Saturday’s win over Almont left Wooer emotionally exhausted after all the preparations to do it right for the senior class, the school, the Kingsley community, the Schueller family and Hansen. Collectively, they’ve really become more like a family to the Stags coaching staff and many, many others.
“In terms of emotions, there is no doubt Justin was on my mind throughout the game,” Wooer said. “Trina and Conner have been – those are two huge pieces.
“And, a lot of my thoughts are with the seniors,” he continued. “You want to win the game, but also it is your last time with them.”
Wooer has learned a lot from his former players and coaches over the years. He’s become close friends with many of them, going back to his early days of coaching as a student-teacher at Elk Rapids. He also coached at Farewell and Traverse City West, the latter from 2008-2017 after a first tenure at Kingsley. He returned to Kingsley in 2018.
Schueller is among several former players and coaches who have been on Wooer’s coaching staffs over the years. Several continue today.
“I could give you lots of other stories about kids I have had,” Wooer said. “There comes this transition where they turn into such amazing men, you catch yourself every once in a while saying, ‘I want to be like him.’
“You get this huge smile on your face because you’re so proud of them, just like a mother or father would,” Wooer continued. “A coach always looks at his players like they’re part of his family.”
In addition to Conner, current assistants with long-term relationships with Wooer are Tom Kaleita, Kyle Smith, Ryan Zenner, Dan Goethals, Josh Merchant, Jordan Bradford, Steve Klinge, Connor Schueller, Mike Arlt, Larry Mikowski, Bobby Howell, Rob Whims and Jason Morrow.

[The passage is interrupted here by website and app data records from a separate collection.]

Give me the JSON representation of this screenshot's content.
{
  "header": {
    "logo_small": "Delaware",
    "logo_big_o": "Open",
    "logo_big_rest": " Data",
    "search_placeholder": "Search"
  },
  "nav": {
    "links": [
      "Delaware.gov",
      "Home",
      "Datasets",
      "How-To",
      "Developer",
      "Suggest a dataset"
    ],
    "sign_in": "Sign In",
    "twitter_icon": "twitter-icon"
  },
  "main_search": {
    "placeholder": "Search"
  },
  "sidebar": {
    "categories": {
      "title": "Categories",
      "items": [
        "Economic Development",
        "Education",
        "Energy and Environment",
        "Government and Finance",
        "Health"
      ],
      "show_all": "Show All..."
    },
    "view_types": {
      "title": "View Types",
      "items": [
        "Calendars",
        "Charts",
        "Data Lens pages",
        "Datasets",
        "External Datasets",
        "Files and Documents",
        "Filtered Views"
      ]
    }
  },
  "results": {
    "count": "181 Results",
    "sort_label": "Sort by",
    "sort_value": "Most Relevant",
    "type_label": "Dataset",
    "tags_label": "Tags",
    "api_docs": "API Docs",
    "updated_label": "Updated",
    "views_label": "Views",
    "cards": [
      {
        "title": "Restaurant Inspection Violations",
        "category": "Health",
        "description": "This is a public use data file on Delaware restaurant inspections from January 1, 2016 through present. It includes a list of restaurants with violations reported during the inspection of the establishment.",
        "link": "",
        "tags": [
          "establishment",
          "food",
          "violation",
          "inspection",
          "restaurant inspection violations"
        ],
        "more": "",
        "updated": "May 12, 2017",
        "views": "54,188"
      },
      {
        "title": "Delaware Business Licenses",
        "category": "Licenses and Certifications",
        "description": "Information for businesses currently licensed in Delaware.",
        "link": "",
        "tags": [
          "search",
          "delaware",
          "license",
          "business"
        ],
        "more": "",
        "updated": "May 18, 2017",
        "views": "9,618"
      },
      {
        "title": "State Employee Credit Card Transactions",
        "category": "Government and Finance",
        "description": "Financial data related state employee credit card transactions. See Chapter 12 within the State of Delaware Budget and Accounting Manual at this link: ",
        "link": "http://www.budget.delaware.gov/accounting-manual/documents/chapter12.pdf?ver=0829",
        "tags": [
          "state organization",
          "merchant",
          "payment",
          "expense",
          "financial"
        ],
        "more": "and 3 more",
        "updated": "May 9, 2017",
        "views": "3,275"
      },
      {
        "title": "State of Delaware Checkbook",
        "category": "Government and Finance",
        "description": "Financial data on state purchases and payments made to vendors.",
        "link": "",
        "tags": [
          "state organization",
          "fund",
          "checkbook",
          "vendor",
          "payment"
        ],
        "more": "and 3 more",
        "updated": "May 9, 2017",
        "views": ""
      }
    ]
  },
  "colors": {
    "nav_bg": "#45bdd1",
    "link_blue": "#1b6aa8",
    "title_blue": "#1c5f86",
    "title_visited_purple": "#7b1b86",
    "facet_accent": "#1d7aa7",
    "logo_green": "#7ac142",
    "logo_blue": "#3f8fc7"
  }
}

This year’s seniors were Jon Pearson, Eli Graves, Skylar Workman, Gavyn Merchant, Max Goethals, Evan Trafford, Bode Bielas, Grant Kolbusz, James Person, Caleb Bott, Trenton Peacock, Noah Scribner and Gavin Dear. They and the coaching staff will be the center of attention as the community celebrates the football team at 7 p.m. this evening in the high school gymnasium.
The seniors probably won’t need VIP parking tonight. But if it would help, Conner would surely make arrangements to utilize Trina’s Touchdown Club. He’d have to add a shuttle though as Rodes Field is about a mile away from the school.
“It feels amazing — I don’t think it really hit any one yet, but I am sure it will,” Conner said. “After we won, it is truly something – it is something else I can’t explain.
“The seniors finally won it the way they were supposed to,” he continued. “It was a good class of seniors.”
Tom Spencer is a longtime MHSAA-registered basketball and soccer official, and former softball and baseball official, and he also has coached in the northern Lower Peninsula area. He previously has written for the Saginaw News, Bay County Sports Page and Midland Daily News. He can be reached at [email protected] with story ideas for Manistee, Wexford, Missaukee, Roscommon, Ogemaw, Iosco, Alcona, Oscoda, Crawford, Kalkaska, Grand Traverse, Benzie, Leelanau, Antrim, Otsego, Montmorency, Alpena, Presque Isle, Cheboygan, Charlevoix and Emmet counties.
PHOTOS (Top) Kingsley students support their classmates during Saturday’s Division 6 Final at Ford Field. (2) Stags assistant coach Conner Schueller watches from the sideline during an Almont run back. (3) Kingsley coach Tim Wooer, in red, prepares to present the championship trophy to his team including Schueller, far right. (4) Trina’s Touchdown Club welcomes members to the VIP lot adjacent to the Kingsley stadium. (Ford Field photos by Hockey Weekly Action Photos; touchdown club photo courtesy of the Kingsley football program.)